I have been greatly benefited by my sojourn during the festival season here. Witnessing the traditional Bhutanese style masquerade dance; the re-enactments of the Bhutanese victory over invading Tibet amidst the firecrackers, the battle scenes are acted out in– Punakha Dzong. It is believed that divine blessing of Paro Thongdrel unfolds during the festive ceremony.

As a final exploration, it was to the cultural icon of Bhutan, Paro Taktsang, famously known as Tiger’s Nest Monastery. A revered place of pilgrimage in the Himalayan region, the Tiger’s Nest is an emanating rock overlooking a vast chasm, with the monastery on the other side. Beneath the rock, and across the chasm from the monastery, the cliff ropes a couple of thousand feet to the canyon below. The place itself is reached after 4 hours of climbing through a steep landscape, the journey alternating between tiring moments and breathtaking vistas and finally culminating to the Tiger’s Nest.

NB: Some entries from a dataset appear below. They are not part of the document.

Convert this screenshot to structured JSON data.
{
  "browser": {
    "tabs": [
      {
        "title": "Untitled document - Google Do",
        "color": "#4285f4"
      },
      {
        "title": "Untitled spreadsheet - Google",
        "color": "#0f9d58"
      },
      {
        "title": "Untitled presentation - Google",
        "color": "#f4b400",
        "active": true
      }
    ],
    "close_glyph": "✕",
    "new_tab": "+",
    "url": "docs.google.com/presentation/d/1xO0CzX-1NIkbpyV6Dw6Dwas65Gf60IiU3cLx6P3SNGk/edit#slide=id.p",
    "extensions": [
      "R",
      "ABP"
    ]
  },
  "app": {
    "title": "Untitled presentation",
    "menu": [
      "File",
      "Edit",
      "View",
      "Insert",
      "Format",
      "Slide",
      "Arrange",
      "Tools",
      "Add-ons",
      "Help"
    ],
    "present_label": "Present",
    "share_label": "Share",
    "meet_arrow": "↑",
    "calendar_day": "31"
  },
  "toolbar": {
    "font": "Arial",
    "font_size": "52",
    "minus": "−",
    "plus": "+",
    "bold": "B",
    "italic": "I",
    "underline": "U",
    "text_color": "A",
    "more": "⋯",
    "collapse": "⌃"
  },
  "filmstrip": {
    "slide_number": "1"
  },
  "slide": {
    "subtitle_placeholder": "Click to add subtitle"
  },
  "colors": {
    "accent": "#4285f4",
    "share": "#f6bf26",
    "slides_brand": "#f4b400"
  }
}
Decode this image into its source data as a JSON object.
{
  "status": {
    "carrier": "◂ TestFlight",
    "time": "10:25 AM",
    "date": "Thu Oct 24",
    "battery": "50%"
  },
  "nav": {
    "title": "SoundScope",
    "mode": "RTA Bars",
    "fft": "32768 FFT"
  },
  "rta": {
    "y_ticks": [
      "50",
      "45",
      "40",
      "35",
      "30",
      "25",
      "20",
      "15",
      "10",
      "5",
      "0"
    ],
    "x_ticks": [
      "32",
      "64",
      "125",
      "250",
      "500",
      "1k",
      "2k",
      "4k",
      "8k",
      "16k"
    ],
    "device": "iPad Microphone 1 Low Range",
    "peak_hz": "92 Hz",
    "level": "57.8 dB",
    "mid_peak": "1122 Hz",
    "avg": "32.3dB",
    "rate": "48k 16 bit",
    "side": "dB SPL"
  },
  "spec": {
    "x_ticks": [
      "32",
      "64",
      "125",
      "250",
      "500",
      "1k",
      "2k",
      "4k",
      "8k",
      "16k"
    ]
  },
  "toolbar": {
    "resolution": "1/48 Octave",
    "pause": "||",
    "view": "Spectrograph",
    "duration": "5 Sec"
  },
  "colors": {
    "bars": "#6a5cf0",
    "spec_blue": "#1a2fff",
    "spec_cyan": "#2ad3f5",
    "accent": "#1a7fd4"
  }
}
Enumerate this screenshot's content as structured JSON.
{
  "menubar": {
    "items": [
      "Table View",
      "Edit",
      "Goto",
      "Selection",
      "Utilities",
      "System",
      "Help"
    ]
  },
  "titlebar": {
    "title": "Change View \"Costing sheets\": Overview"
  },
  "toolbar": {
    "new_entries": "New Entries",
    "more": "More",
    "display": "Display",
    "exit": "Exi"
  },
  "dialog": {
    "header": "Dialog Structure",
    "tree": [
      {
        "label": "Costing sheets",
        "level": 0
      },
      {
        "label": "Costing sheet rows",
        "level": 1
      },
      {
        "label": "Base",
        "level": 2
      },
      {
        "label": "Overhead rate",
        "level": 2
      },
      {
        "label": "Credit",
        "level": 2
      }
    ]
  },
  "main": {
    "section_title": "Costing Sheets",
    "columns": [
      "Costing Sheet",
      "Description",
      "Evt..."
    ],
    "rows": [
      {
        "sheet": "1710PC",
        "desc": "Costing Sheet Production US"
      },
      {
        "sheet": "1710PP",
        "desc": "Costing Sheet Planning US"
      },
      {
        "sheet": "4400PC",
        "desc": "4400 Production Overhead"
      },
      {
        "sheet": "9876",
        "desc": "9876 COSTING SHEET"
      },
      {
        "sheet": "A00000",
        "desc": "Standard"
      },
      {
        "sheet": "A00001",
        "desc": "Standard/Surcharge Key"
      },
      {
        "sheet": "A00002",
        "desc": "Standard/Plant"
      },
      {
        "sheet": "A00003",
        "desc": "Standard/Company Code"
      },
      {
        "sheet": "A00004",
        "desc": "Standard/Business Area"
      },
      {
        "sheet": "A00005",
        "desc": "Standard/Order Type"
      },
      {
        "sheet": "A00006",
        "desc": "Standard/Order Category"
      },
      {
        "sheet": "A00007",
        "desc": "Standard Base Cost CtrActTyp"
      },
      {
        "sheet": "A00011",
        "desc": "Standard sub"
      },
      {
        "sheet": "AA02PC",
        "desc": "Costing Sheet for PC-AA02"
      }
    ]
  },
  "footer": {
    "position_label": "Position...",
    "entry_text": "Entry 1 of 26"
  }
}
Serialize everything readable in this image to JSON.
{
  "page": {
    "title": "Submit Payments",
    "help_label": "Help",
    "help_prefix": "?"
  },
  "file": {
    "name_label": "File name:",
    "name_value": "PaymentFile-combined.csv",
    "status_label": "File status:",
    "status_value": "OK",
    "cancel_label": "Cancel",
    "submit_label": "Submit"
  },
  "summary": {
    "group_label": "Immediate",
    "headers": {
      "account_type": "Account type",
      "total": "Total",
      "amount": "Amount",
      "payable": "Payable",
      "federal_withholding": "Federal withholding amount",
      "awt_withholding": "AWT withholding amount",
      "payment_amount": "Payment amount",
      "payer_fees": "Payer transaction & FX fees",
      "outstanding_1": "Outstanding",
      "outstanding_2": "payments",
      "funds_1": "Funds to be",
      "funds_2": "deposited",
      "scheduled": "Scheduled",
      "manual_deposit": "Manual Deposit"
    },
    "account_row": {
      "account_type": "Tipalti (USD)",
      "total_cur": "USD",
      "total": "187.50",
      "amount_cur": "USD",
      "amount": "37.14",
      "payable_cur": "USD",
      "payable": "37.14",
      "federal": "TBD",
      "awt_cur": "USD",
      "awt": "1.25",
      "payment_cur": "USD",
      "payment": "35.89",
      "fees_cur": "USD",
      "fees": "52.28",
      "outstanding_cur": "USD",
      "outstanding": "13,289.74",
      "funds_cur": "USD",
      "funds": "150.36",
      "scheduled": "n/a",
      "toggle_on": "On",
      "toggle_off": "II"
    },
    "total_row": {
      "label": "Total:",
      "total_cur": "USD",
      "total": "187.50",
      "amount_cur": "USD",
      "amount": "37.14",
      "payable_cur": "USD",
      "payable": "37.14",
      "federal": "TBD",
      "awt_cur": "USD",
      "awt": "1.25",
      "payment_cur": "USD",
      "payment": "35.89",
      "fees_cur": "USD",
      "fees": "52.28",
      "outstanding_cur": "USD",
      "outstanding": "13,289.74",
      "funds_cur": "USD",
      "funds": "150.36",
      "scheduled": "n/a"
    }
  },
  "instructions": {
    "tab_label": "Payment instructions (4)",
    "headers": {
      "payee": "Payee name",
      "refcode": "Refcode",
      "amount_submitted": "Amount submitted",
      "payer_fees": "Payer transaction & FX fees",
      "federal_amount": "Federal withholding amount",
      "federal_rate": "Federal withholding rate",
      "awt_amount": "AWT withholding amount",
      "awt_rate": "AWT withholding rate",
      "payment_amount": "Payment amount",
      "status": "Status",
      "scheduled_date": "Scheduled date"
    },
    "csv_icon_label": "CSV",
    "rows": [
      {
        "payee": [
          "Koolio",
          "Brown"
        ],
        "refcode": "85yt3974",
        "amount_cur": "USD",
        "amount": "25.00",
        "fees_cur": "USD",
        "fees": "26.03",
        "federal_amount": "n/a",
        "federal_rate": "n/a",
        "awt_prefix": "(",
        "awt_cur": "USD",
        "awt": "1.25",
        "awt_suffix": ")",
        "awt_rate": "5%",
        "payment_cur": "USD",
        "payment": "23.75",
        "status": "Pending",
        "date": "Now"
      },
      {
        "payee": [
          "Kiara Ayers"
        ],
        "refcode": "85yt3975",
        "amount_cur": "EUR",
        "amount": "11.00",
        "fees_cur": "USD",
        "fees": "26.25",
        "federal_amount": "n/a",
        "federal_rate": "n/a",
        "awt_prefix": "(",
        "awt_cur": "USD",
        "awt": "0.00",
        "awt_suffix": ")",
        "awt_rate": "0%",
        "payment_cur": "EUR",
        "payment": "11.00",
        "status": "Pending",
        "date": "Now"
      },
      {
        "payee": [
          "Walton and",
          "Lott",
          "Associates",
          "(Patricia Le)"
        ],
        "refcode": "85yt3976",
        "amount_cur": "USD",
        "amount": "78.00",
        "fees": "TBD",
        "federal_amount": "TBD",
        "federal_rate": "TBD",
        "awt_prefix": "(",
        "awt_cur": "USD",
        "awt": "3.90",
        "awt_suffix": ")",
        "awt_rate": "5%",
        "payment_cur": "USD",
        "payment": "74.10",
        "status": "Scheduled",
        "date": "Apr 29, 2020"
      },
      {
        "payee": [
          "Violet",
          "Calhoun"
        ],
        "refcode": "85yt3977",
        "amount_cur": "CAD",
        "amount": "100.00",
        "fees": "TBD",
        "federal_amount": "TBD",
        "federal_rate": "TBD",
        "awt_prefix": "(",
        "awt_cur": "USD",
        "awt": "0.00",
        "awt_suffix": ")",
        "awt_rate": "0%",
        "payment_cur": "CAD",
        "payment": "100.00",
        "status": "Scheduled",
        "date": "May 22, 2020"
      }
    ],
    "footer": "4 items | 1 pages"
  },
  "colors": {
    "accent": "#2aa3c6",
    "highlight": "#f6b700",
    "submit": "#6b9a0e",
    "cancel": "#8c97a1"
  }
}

The culture of Bhutan is distinct and defined, its varying landscapes much like the different states of Bhutan that have peculiar patterns that emanate from local ways and genius loci. Here, it’s not about conquering, it is about merging and flowing with nature. The positive vibes around here persuades me to quote the lines by environmental philosopher John Muir “In every walk in with nature one receives far more than one seeks”. It is here that one can be in peace, slow down and be with oneself in this wilderness. It is the last great Himalayan kingdom, shrouded in mystery and magic, where a traditional Buddhist culture is carefully orchestrating with the global developments.

Photos by Author